The Barry Bonds Case Study
In 1989, at age 25, Barry Bonds had what appeared to be a sub-par season, falling short in HRs and AVG vs. 1988 and stagnating in runs and RBIs. A deeper look shows that he established a career high in doubles and BB/K ratio. The next season, he established new highs in HR, AVG, runs and RBIs. This phenomenon happened again in 1992, when Bonds' largest improvements were in doubles and BB/K ratio, translating into new highs in HR, AVG, runs and RBIs in 1993.
In the Bonds case, most observers would have fixated on HRs, AVG and run production in their assessment of him. However, Bonds' full stats showed that he was improving as a hitter and this translated into new highs in homers and run production.
Doubles and BB/K ratio can be used with other data as a predictor of a player's rise and fall. Specifically, the ratio of BB/K can signal changes in a hitter's selectivity and eye-hand coordination, and doubles can indicate changes in strength and power. Since many doubles are hit deep into outfield gaps, when a rising star generates more doubles you can reasonably expect him to make strides in homers as his strength and swing improve.
Below, I have identified players who are improving as hitters, and may be on their way to establishing career highs. At the end of this piece, I identify players whose play is deteriorating more quickly than is noticeable to the casual observer.
Star is Rising
Scott Rolen, 3B, Cardinals
Scott Rolen is an All-Star third baseman, but his production appears to be stuck since hitting 31 homers as a 23-year-old in 1998. In 2003, he quietly had one of his best years, and showed improvement over 2002 by establishing career highs in doubles and BB/K ratio. Now at 29, he may be ready for another leg upward and should establish himself as an elite fantasy player at third base.
Miguel Tejada, SS, Orioles
Sure, 2002 MVP Miguel Tejada was unable to repeat his fantasy production in 2003. While his fantasy numbers dropped, he may not have regressed as much as you thought. Since Tejada was less productive in runs, homers, RBIs and average, most fantasy owners will downgrade him in this year's draft. Take a look at his doubles, walks and strikeouts, and you will notice that Tejada improved in categories that owners tend to ignore. Tejada is just 27 years old, and with a move to hitter-friendly Camden Yards, some of those doubles should turn into HRs. If you can't get A-Rod, Tejada is your man.
Edgar Renteria, SS, Cardinals
Edgar is usually an after-thought at shortstop, but it's time to give him a closer look. In 2003, he established career highs in average, runs and RBIs. The rest of his numbers were just as strong, as he achieved career bests in on-base percentage, slugging percentage, OPS, doubles, walks and strikeouts. At 28, if Edgar can turn some of those doubles into HRs, he should be considered a strong option at shortstop.
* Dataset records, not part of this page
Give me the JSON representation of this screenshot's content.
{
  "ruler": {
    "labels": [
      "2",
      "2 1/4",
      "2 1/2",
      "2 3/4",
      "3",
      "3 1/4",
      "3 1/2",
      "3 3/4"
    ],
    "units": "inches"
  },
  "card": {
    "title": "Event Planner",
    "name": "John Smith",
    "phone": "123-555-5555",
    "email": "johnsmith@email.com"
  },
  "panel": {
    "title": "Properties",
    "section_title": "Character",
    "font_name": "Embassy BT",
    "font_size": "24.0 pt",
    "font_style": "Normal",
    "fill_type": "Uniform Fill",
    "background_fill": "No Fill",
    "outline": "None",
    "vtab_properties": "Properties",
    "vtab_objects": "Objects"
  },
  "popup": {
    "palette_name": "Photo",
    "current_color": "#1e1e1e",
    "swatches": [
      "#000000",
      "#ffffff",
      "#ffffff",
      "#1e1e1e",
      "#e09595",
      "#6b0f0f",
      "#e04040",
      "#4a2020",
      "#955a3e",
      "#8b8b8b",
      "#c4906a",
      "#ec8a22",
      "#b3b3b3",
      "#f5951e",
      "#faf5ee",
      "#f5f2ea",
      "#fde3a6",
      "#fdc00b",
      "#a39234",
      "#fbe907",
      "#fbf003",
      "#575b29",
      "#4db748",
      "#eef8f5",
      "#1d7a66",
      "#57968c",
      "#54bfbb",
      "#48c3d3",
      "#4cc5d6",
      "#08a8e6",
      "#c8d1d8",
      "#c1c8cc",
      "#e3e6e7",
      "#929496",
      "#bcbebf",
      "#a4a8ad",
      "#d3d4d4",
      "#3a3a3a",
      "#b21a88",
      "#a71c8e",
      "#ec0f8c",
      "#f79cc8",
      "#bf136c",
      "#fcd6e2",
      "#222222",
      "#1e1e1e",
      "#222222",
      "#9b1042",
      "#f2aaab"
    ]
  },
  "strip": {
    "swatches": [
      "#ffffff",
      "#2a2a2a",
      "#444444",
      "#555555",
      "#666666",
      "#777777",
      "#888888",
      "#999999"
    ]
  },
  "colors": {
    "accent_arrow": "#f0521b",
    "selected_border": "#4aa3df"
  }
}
Milton Bradley, OF, Indians
In 101 games, Bradley put up decent stats in 2003. Owners who note the 10 homers will miss out on a guy whose OPS was higher than Sammy Sosa, Vernon Wells, Chipper Jones and Carlos Beltran. Bradley's walks and doubles took off, and at age 25, he is capable of a 20/20 season. He makes for a great sleeper pick and could round out your fantasy team as a third outfielder.
Doug Mientkiewicz, 1B, Twins
Historically, Mientkiewicz has been a fantasy league bench-option, lacking power at a position that features 30+ HR guys. His 2003 stats give a green-light for further development in 2004. In deep leagues and AL-only leagues, he is a good late round option to help you out at first base.
Star is Falling
Rafael Palmeiro, 1B, Orioles
For the last 9 seasons, Palmeiro has been one of the most consistent hitters in baseball. Now, at 39, it appears that his stats are beginning to slide. Most alarming is the sharp reduction in his doubles last season. Will this be the season that Palmeiro's age finally begins to show?
Edgar Martinez, DH, Mariners
At age 41, we all know that Edgar is nearing the end of his career. While he helped many fantasy owners in 2003, the numbers show that he will have a tough time repeating those stats. Specifically, his doubles are way down over the last two years, and his BB/K ratio has begun to slip. Unless he winds up slipping in your draft, you can take a pass on him.
Veteran writer David Capece will be an occasional contributor to ESPN Fantasy Games, specializing in statistical analysis.